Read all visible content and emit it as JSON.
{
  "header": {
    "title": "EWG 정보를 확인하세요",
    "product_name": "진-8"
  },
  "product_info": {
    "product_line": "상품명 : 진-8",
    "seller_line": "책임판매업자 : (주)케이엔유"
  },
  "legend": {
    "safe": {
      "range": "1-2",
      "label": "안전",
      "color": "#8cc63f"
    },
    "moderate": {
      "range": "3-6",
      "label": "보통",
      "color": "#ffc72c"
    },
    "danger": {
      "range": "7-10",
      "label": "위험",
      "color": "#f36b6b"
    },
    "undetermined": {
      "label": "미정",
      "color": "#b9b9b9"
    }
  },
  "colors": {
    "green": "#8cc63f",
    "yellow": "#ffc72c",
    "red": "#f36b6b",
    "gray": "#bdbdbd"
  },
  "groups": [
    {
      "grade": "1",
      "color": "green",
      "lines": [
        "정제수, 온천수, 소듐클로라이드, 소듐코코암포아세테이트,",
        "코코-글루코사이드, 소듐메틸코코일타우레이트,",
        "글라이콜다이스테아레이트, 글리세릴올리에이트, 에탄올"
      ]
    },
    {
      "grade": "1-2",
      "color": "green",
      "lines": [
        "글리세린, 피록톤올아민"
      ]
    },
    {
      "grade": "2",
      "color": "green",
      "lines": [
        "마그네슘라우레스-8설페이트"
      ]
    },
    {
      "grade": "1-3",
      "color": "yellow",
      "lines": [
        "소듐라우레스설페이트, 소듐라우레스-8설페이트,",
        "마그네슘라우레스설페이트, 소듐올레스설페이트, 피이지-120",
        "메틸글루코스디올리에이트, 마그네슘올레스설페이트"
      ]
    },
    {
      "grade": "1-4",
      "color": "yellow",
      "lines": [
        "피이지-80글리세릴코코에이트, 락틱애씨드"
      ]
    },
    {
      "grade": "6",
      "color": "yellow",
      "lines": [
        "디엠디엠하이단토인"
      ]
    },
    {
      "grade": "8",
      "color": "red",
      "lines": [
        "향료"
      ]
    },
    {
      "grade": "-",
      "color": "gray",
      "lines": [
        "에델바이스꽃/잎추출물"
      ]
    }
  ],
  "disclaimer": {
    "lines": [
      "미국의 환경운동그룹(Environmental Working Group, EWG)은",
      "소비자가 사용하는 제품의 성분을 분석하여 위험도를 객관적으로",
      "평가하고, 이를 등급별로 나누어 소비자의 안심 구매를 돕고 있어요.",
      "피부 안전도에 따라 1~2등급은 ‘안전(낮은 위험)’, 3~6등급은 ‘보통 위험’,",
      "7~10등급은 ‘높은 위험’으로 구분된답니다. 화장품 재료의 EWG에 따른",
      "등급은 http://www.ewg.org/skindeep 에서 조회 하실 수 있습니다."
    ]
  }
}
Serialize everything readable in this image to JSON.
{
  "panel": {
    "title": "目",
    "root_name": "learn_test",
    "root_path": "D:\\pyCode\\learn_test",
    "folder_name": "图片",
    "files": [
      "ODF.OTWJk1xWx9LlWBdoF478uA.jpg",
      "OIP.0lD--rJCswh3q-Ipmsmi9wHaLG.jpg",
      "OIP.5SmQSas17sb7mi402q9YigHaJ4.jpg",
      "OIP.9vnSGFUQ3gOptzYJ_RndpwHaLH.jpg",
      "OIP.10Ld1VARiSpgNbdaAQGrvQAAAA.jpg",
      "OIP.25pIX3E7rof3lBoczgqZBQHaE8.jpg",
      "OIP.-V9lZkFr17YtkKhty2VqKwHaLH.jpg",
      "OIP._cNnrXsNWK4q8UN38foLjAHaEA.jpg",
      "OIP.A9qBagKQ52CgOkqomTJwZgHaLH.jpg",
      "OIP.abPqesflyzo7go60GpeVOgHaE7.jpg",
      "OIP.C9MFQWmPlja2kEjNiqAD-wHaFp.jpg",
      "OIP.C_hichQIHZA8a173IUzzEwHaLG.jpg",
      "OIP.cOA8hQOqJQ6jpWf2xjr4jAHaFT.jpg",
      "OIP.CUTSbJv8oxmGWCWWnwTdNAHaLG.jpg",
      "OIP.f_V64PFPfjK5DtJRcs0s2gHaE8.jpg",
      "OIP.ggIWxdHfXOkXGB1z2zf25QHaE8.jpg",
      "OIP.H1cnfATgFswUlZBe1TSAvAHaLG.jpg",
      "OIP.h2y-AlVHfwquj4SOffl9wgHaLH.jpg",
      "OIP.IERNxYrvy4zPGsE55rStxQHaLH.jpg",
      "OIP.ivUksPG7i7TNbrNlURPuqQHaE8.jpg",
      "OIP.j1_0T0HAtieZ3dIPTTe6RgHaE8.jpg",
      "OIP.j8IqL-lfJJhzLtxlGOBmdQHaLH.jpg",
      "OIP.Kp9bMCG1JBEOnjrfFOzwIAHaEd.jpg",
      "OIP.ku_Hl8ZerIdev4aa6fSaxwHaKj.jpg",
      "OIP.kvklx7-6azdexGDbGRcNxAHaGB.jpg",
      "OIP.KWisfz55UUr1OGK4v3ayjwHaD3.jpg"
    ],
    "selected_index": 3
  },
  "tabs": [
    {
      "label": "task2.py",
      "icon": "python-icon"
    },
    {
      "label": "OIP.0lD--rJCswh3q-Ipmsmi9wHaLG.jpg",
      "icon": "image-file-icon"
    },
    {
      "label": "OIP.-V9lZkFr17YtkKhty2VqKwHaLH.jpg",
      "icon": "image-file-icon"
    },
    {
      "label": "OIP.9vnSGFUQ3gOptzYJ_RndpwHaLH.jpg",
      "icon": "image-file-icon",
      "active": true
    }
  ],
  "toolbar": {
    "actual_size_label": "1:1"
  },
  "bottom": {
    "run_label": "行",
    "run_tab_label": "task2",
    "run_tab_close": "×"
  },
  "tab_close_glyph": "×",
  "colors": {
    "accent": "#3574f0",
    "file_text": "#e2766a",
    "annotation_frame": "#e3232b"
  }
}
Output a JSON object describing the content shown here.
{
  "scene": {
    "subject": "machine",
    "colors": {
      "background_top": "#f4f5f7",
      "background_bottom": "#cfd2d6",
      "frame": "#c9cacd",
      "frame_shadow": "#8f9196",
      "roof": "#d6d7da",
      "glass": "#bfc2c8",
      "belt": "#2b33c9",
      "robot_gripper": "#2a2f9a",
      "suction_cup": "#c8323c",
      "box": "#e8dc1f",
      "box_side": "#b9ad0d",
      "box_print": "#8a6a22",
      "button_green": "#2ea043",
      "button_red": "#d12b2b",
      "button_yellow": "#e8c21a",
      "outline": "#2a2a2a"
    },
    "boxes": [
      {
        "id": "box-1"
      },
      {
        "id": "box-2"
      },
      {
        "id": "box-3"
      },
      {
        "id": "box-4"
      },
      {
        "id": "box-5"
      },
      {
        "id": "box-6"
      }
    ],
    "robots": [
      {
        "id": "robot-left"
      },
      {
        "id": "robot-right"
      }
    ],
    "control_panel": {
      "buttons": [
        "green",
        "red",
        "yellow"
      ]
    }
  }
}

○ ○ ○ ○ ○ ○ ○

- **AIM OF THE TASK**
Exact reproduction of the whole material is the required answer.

- **WRITTEN RESPONSE**
Read all visible content and emit it as JSON.
{
  "header": {
    "title": "EWG 정보를 확인하세요",
    "product_name": "진-8"
  },
  "product_info": {
    "product_line": "상품명 : 진-8",
    "seller_line": "책임판매업자 : (주)케이엔유"
  },
  "legend": {
    "safe": {
      "range": "1-2",
      "label": "안전",
      "color": "#8cc63f"
    },
    "moderate": {
      "range": "3-6",
      "label": "보통",
      "color": "#ffc72c"
    },
    "danger": {
      "range": "7-10",
      "label": "위험",
      "color": "#f36b6b"
    },
    "undetermined": {
      "label": "미정",
      "color": "#b9b9b9"
    }
  },
  "colors": {
    "green": "#8cc63f",
    "yellow": "#ffc72c",
    "red": "#f36b6b",
    "gray": "#bdbdbd"
  },
  "groups": [
    {
      "grade": "1",
      "color": "green",
      "lines": [
        "정제수, 온천수, 소듐클로라이드, 소듐코코암포아세테이트,",
        "코코-글루코사이드, 소듐메틸코코일타우레이트,",
        "글라이콜다이스테아레이트, 글리세릴올리에이트, 에탄올"
      ]
    },
    {
      "grade": "1-2",
      "color": "green",
      "lines": [
        "글리세린, 피록톤올아민"
      ]
    },
    {
      "grade": "2",
      "color": "green",
      "lines": [
        "마그네슘라우레스-8설페이트"
      ]
    },
    {
      "grade": "1-3",
      "color": "yellow",
      "lines": [
        "소듐라우레스설페이트, 소듐라우레스-8설페이트,",
        "마그네슘라우레스설페이트, 소듐올레스설페이트, 피이지-120",
        "메틸글루코스디올리에이트, 마그네슘올레스설페이트"
      ]
    },
    {
      "grade": "1-4",
      "color": "yellow",
      "lines": [
        "피이지-80글리세릴코코에이트, 락틱애씨드"
      ]
    },
    {
      "grade": "6",
      "color": "yellow",
      "lines": [
        "디엠디엠하이단토인"
      ]
    },
    {
      "grade": "8",
      "color": "red",
      "lines": [
        "향료"
      ]
    },
    {
      "grade": "-",
      "color": "gray",
      "lines": [
        "에델바이스꽃/잎추출물"
      ]
    }
  ],
  "disclaimer": {
    "lines": [
      "미국의 환경운동그룹(Environmental Working Group, EWG)은",
      "소비자가 사용하는 제품의 성분을 분석하여 위험도를 객관적으로",
      "평가하고, 이를 등급별로 나누어 소비자의 안심 구매를 돕고 있어요.",
      "피부 안전도에 따라 1~2등급은 ‘안전(낮은 위험)’, 3~6등급은 ‘보통 위험’,",
      "7~10등급은 ‘높은 위험’으로 구분된답니다. 화장품 재료의 EWG에 따른",
      "등급은 http://www.ewg.org/skindeep 에서 조회 하실 수 있습니다."
    ]
  }
}
Serialize everything readable in this image to JSON.
{
  "panel": {
    "title": "目",
    "root_name": "learn_test",
    "root_path": "D:\\pyCode\\learn_test",
    "folder_name": "图片",
    "files": [
      "ODF.OTWJk1xWx9LlWBdoF478uA.jpg",
      "OIP.0lD--rJCswh3q-Ipmsmi9wHaLG.jpg",
      "OIP.5SmQSas17sb7mi402q9YigHaJ4.jpg",
      "OIP.9vnSGFUQ3gOptzYJ_RndpwHaLH.jpg",
      "OIP.10Ld1VARiSpgNbdaAQGrvQAAAA.jpg",
      "OIP.25pIX3E7rof3lBoczgqZBQHaE8.jpg",
      "OIP.-V9lZkFr17YtkKhty2VqKwHaLH.jpg",
      "OIP._cNnrXsNWK4q8UN38foLjAHaEA.jpg",
      "OIP.A9qBagKQ52CgOkqomTJwZgHaLH.jpg",
      "OIP.abPqesflyzo7go60GpeVOgHaE7.jpg",
      "OIP.C9MFQWmPlja2kEjNiqAD-wHaFp.jpg",
      "OIP.C_hichQIHZA8a173IUzzEwHaLG.jpg",
      "OIP.cOA8hQOqJQ6jpWf2xjr4jAHaFT.jpg",
      "OIP.CUTSbJv8oxmGWCWWnwTdNAHaLG.jpg",
      "OIP.f_V64PFPfjK5DtJRcs0s2gHaE8.jpg",
      "OIP.ggIWxdHfXOkXGB1z2zf25QHaE8.jpg",
      "OIP.H1cnfATgFswUlZBe1TSAvAHaLG.jpg",
      "OIP.h2y-AlVHfwquj4SOffl9wgHaLH.jpg",
      "OIP.IERNxYrvy4zPGsE55rStxQHaLH.jpg",
      "OIP.ivUksPG7i7TNbrNlURPuqQHaE8.jpg",
      "OIP.j1_0T0HAtieZ3dIPTTe6RgHaE8.jpg",
      "OIP.j8IqL-lfJJhzLtxlGOBmdQHaLH.jpg",
      "OIP.Kp9bMCG1JBEOnjrfFOzwIAHaEd.jpg",
      "OIP.ku_Hl8ZerIdev4aa6fSaxwHaKj.jpg",
      "OIP.kvklx7-6azdexGDbGRcNxAHaGB.jpg",
      "OIP.KWisfz55UUr1OGK4v3ayjwHaD3.jpg"
    ],
    "selected_index": 3
  },
  "tabs": [
    {
      "label": "task2.py",
      "icon": "python-icon"
    },
    {
      "label": "OIP.0lD--rJCswh3q-Ipmsmi9wHaLG.jpg",
      "icon": "image-file-icon"
    },
    {
      "label": "OIP.-V9lZkFr17YtkKhty2VqKwHaLH.jpg",
      "icon": "image-file-icon"
    },
    {
      "label": "OIP.9vnSGFUQ3gOptzYJ_RndpwHaLH.jpg",
      "icon": "image-file-icon",
      "active": true
    }
  ],
  "toolbar": {
    "actual_size_label": "1:1"
  },
  "bottom": {
    "run_label": "行",
    "run_tab_label": "task2",
    "run_tab_close": "×"
  },
  "tab_close_glyph": "×",
  "colors": {
    "accent": "#3574f0",
    "file_text": "#e2766a",
    "annotation_frame": "#e3232b"
  }
}
Output a JSON object describing the content shown here.
{
  "scene": {
    "subject": "machine",
    "colors": {
      "background_top": "#f4f5f7",
      "background_bottom": "#cfd2d6",
      "frame": "#c9cacd",
      "frame_shadow": "#8f9196",
      "roof": "#d6d7da",
      "glass": "#bfc2c8",
      "belt": "#2b33c9",
      "robot_gripper": "#2a2f9a",
      "suction_cup": "#c8323c",
      "box": "#e8dc1f",
      "box_side": "#b9ad0d",
      "box_print": "#8a6a22",
      "button_green": "#2ea043",
      "button_red": "#d12b2b",
      "button_yellow": "#e8c21a",
      "outline": "#2a2a2a"
    },
    "boxes": [
      {
        "id": "box-1"
      },
      {
        "id": "box-2"
      },
      {
        "id": "box-3"
      },
      {
        "id": "box-4"
      },
      {
        "id": "box-5"
      },
      {
        "id": "box-6"
      }
    ],
    "robots": [
      {
        "id": "robot-left"
      },
      {
        "id": "robot-right"
      }
    ],
    "control_panel": {
      "buttons": [
        "green",
        "red",
        "yellow"
      ]
    }
  }
}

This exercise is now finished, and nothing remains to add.